This paper describes how conservative shifts in American political thinking can obstruct discussions about race, ethnicity and culture in so-called “diversity” and multicultural courses in academic psychology. The authors, both teachers of psychology, examine the serious implications that a shifting political landscape presents for courses on race, ethnicity, gender and culture. Classroom techniques that may counter the reality of conservative action in the Academy are discussed, including some methods for continuing to deepen the meaning that psychology students take from the examination of multicultural topics. For the present authors, diversity and multi-cultural courses, particularly in psychology, must continue to include cultural sensitivity, belief in the essential importance of community research which includes the perspectives of “the other”, and constant, painstaking self-examination on the part of the teacher (Ridley, 2005). However, the very ground on which this assumption has rested for the last thirty or so years is moving and shifting under our very feet. It is hoped that the experiences of the authors teaching “the diversity course” can support others who seek to keep teaching similar courses even as the shadow of conservatism lengthens.

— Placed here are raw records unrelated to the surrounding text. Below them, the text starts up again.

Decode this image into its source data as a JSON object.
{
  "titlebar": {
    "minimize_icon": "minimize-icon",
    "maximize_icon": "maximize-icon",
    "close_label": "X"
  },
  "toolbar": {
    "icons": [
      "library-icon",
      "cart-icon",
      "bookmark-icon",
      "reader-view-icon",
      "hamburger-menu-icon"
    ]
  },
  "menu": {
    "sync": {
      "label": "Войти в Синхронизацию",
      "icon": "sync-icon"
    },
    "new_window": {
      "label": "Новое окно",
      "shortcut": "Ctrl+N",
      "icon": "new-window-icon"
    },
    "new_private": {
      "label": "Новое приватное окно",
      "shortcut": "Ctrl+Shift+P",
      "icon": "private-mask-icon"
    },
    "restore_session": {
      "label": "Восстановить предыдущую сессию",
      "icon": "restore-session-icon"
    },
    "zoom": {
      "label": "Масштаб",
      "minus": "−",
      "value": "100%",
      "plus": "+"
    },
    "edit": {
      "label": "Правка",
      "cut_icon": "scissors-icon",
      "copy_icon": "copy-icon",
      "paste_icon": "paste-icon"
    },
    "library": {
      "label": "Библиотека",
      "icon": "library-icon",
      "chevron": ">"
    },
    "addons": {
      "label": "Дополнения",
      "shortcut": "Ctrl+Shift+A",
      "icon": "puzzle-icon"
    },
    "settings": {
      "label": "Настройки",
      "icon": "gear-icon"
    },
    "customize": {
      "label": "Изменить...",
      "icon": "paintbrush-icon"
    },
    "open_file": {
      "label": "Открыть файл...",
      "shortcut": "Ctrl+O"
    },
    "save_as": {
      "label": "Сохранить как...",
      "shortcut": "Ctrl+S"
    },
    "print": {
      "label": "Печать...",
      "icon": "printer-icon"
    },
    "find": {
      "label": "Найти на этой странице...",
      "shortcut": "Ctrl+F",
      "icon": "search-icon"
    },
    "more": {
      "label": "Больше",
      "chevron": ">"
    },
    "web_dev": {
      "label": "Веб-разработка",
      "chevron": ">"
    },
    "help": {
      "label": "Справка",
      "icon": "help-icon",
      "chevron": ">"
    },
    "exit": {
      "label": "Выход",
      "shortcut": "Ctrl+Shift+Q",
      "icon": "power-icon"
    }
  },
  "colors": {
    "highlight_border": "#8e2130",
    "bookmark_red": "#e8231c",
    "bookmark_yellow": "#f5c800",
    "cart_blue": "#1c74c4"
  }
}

Wells, Y. V., & Harkins, D. A. (2009). Teaching the Diversity Course in Conservative Times. Pedagogy and the Human Sciences, 1 (1), 60-72. Retrieved from http://scholarworks.merrimack.edu/phs/vol1/iss1/3